iv. The stigma surrounding mental health is bad enough as is, and wristbands or misfired policy suggestions that include the word "wristbands" aren't going to make it any easier. Here's a good troubleshooting rule of thumb I like to apply to any idea I ever have: how could a teenage boy misinterpret this in the most dickhead-ish way imaginable? Having been a teenage boy, I know that the urge to draw a cock on or take the piss out of every atom in the known universe is an overwhelming one. Q. How would a teenage boy react to seeing someone wearing a mental health wristband? A. By getting everyone on the bus they are on to shout abuse at them. I'm not saying we should shape UK policies around the base urges of teenage boys, but if your idea can be torn apart by one of them shouting on a bus, then maybe have a rethink;

v. Most crucially, you can tell what a bad idea it is from Fernando's own post-wristband reaction, revving the pedals so rapidly backwards that a fire could feasibly be started on the hubs. "Richard Taylor is distorting commentary for his self publicity purposes," Fernando tweeted today, before stating BBC Cambridge contacted her for a comment but dropped the subject "bcz they realised [Richard Taylor] was probably misleading public." She's yet to release a statement going, "Yo! I don't really think those with mental health issues should wear cute colored wristbands so we know where on the crazy scale they are!" and there's much to be read in the attack-your-accuser-instead-of-defending-yourself method of political firefighting.

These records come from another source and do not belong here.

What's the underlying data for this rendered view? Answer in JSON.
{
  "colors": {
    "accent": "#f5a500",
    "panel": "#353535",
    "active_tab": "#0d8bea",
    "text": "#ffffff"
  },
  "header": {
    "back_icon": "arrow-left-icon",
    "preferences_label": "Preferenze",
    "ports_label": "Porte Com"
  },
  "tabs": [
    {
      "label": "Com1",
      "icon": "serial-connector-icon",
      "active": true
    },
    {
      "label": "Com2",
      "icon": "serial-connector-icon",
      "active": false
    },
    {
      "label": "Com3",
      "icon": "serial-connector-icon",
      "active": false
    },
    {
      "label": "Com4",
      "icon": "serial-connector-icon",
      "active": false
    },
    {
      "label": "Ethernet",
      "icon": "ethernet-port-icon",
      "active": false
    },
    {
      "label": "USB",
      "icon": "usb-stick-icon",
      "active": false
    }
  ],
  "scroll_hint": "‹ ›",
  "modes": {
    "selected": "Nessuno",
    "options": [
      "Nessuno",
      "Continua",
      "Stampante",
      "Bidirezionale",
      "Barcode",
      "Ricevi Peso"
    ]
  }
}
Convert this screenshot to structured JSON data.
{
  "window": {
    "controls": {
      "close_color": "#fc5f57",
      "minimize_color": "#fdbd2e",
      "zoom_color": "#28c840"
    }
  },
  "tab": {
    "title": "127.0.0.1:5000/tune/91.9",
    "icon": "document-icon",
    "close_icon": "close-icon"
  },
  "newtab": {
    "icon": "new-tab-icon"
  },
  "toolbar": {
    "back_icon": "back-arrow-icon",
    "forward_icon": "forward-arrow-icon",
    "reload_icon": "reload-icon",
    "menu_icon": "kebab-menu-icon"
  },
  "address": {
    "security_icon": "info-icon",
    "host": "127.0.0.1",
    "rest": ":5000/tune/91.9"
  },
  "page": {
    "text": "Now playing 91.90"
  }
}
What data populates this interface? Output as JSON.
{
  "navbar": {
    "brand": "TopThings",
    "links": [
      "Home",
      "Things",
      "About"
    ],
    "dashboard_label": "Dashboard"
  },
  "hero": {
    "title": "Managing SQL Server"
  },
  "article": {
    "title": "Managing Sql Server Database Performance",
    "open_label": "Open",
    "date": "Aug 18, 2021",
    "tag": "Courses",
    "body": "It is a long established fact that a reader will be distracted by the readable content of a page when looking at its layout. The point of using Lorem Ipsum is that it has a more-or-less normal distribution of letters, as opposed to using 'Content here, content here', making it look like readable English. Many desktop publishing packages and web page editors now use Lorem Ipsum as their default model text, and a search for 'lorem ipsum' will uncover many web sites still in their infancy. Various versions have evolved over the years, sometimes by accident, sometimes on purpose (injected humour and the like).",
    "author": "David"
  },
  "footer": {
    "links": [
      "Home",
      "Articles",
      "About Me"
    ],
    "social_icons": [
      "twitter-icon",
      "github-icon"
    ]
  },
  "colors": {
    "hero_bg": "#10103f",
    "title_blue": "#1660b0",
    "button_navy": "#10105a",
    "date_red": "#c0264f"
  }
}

Much to be read, such as: you regret saying the words you previously said with your mouth in front of people, because of how wrong those words were;


The fact of all this is: Chamali Fernando is never going to be voted in as MP for Cambridge because it's a notorious left-of-center stronghold—currently Lib Dem after being Labour for a decade beforehand. Also because she said people with mental illnesses should wear colored wristbands, but mainly the other thing. That said, it doesn't mean she can't cause damage while she's running her doomed, doomed campaign for parliament, and comments such as this are just that: damage. The Conservative Party doesn't have an especially good track record on mental health, and archaic, ill thought-through comments such about wristbands only serve to push the policy conversation backwards.

Also, I thought we all accepted that wristbands were lame and appalling when Lance Armstrong turned out to be a uni-bollocked Bond villain? Come on, Chamali Fernando. Get up-to-date. At least suggest color-coded iPhone covers, or something.

Follow Joel on Twitter.